ABC Supports Breast Cancer Awareness Month
As a family-owned and operated company, we understand what family means and how much families are impacted when a Breast Cancer diagnosis is made. We know first-hand how this disease can strike at any moment, and that affects both women and men of all ages. For that reason, we want to do our part to help Support The Cause and raise as much awareness as possible.
We also want to help raise awareness in our community and help fight this disease. About 1 in 8 U.S. women (about 13%) will develop invasive breast cancer over the course of their lifetime. It affects our mothers, sisters, daughters, friends, and colleagues. Although breast cancer affects mostly women, men are not exempt from this disease.
We want to raise awareness and share with our community and friends ways to protect ourselves, as well as ways to get involved to help put an end to cancer. During the month of October, you can look for our technicians who will be wearing pink hats and shoe covers on every service call. Our office staff has been provided with pink items for use all year long, not just in October. We will be sending emails with information, stories, links, and more. And while raising awareness is important, we will also be making financial contributions to local and national breast cancer charities.
Since the year 2000, breast cancer mortality rates have been on the decline due to yearly screenings and early detection. Getting a mammogram can help reduce the number of deaths from breast cancer by 30 to 40% among women ages 40 to 70. In 2022, an estimated 287,850 new cases of invasive breast cancer are expected to be diagnosed in women in the U.S, along with 51,400 new cases of non-invasive breast cancer. As scary as that is, knowing the facts can help all of us take action.
Although uncommon, Breast Cancer is not just a “women’s disease.” We saw this first-hand earlier this year with one of our technicians. Breast cancer in men most often results in a lump or tumor which can be felt through the skin. While a man’s lifetime risk of breast cancer is about 1 in 1,000, it is still important to talk to your doctor if you or your partner experience any abnormalities or have or have a family history of breast cancer.

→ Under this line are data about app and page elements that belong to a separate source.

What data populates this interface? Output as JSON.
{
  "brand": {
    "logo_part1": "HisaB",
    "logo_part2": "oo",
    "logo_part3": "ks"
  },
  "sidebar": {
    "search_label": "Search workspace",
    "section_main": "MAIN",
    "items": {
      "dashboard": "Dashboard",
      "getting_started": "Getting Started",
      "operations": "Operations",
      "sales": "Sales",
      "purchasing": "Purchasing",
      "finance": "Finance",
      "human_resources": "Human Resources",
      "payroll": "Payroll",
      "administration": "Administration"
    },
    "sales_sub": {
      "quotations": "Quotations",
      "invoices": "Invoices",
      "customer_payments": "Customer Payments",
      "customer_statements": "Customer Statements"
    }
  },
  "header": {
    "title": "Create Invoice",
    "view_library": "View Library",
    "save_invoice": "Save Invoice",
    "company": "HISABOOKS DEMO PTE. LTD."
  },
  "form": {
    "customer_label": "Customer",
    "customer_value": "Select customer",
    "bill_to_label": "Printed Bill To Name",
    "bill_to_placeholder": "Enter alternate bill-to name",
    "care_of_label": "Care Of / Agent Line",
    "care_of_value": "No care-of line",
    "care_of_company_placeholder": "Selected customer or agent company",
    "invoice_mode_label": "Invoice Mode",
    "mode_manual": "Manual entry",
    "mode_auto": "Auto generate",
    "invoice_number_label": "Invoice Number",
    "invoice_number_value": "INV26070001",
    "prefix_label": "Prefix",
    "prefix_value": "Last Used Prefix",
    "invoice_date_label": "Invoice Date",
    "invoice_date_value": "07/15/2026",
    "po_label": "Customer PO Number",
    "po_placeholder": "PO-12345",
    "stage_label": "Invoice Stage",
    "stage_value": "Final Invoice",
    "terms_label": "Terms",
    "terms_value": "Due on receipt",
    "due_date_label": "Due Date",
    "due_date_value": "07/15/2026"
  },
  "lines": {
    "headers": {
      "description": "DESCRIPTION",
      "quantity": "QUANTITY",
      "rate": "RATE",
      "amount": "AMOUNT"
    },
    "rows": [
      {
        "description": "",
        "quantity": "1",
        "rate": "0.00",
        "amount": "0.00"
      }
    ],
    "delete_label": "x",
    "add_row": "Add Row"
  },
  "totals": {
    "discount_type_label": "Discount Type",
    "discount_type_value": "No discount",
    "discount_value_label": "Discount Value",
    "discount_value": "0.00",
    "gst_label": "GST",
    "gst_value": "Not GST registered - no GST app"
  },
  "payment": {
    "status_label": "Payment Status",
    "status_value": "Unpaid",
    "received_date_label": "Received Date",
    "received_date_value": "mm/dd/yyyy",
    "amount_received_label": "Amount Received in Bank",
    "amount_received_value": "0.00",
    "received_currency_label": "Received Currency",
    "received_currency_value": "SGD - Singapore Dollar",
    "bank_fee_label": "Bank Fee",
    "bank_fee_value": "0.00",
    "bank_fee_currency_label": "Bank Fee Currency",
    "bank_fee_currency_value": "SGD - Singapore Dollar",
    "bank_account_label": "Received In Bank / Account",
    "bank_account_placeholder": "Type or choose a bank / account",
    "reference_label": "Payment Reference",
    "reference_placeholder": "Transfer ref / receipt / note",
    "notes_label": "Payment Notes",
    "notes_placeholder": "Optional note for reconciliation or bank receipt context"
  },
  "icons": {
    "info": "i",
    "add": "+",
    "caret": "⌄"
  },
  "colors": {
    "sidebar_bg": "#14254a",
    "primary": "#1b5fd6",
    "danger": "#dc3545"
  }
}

It’s your body. Your life. Don’t leave it to chance.
If you would like additional information, please click the links below.
These sites were used for sourcing the data shown above.